Netroots Preconference Program Focuses on Achieving Parity for American Women
About 100 women from all over the country gathered on Wednesday for WDN’s second Women’s Preconference at Netroots Nation. The gathering was part of WDN’s Women United For project, which is focused on achieving parity for women in American politics and civic life.
The day started with a fun networking activity, and was followed by a basic primer on the current state of affairs in the US, where women comprise 20% of the Senate and 17.8% of the House of Representatives.
Women are also underrepresented in pipeline organizations like boards of organizations and at the lower levels of government as well, though it is a little better at the state level, where women hold 24% of the seats.
Most of the energy that has been focused on closing this gender gap has been on candidate recruitment, but that approach ignores several important parts of the cycle, including pipeline development, ballot access and qualification (who is chosen to run for which offices) and socio-economic factors that prevent women from running for office.
There is also little support for the women candidates who do win, so they often feel isolated and are still excluded from much of the decision-making.

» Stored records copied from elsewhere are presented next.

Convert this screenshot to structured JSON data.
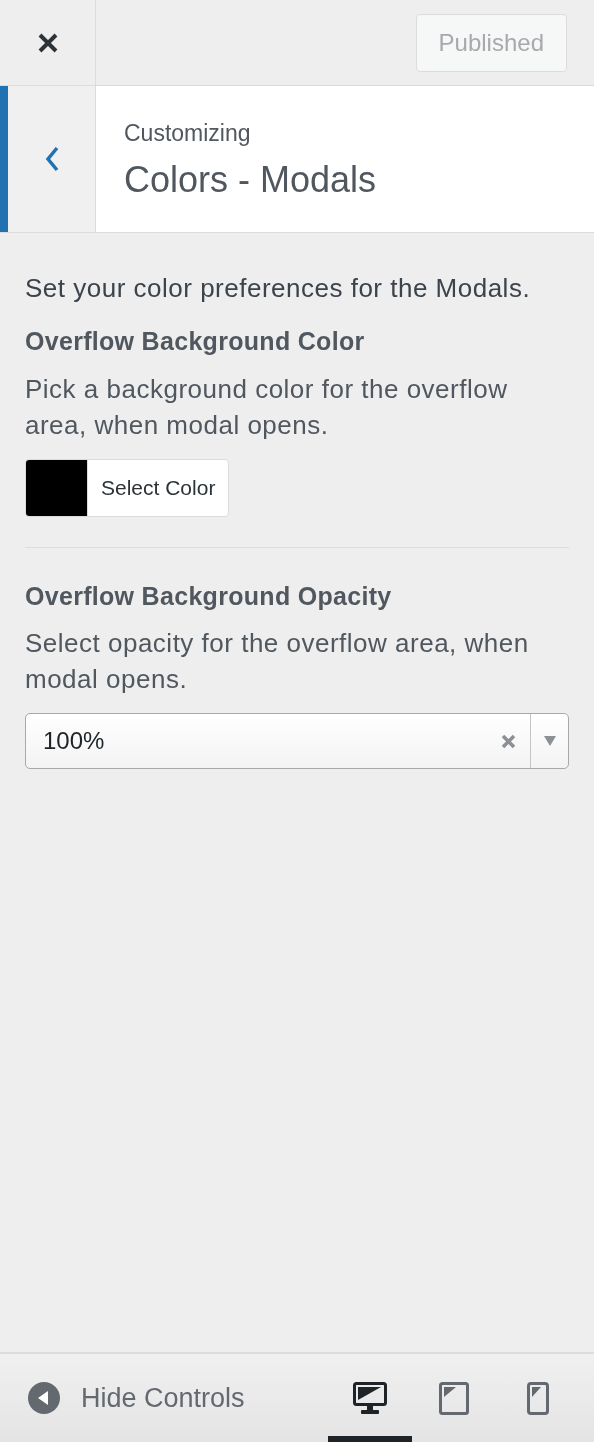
{
  "header": {
    "publish_button": {
      "label": "Published",
      "disabled": true
    }
  },
  "section": {
    "breadcrumb": "Customizing",
    "title": "Colors - Modals"
  },
  "description": "Set your color preferences for the Modals.",
  "controls": [
    {
      "kind": "color",
      "label": "Overflow Background Color",
      "description": "Pick a background color for the overflow area, when modal opens.",
      "color": "#000000",
      "button": "Select Color"
    },
    {
      "kind": "select",
      "label": "Overflow Background Opacity",
      "description": "Select opacity for the overflow area, when modal opens.",
      "value": "100%"
    }
  ],
  "footer": {
    "hide_controls": "Hide Controls",
    "devices": [
      {
        "kind": "desktop",
        "selected": true
      },
      {
        "kind": "tablet",
        "selected": false
      },
      {
        "kind": "mobile",
        "selected": false
      }
    ]
  }
}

In places where there is greater parity among women and men in elected office, there has typically been dramatic structural change that required greater inclusion of women, such as reserved seats for women. The US has often championed this kind of structural change to ensure the inclusion of women in places where we have intervened, such as Iraq and Afghanistan, but it has not been used here in the US.
The group also discussed what we mean when we talk about parity. There was broad consensus that our elected officials should not only include more women, but should also reflect the communities they represent, such as gay and lesbian communities, different socio-economic classes and communities of color.
Erin Vilardi of Women’s Leadership Works led a discussion about why it is so critical for women to run for office. More women running for office inspires women to become leaders in all sectors, not just politics. Women have different legislative priorities, with female elected offcials more likely to focus on women, children and families — regardless of political party.
Female elected officials also have a different approach to politics, opening the legislative agenda, gathering more information from a wider variety of sources, sponsoring more bills, and trying to achieve a larger policy impact, Erin said.
The group got training from Joel Silberman and Christine Pelosi on presence and charisma, as well as the keys to a winning campaign, which was followed by a small group exercise focused on honing our messages when we talk about women and parity.
The groups discussed what it would look like — at both the personal and structural levels — for women to be more represented in politics and government. For example, they looked at what would convince someone personally to run, as well as what needs to change in our society to make it possible for many more women to be able to run.
The group will continue to be connected as the Women United For project continues its research and shares its findings.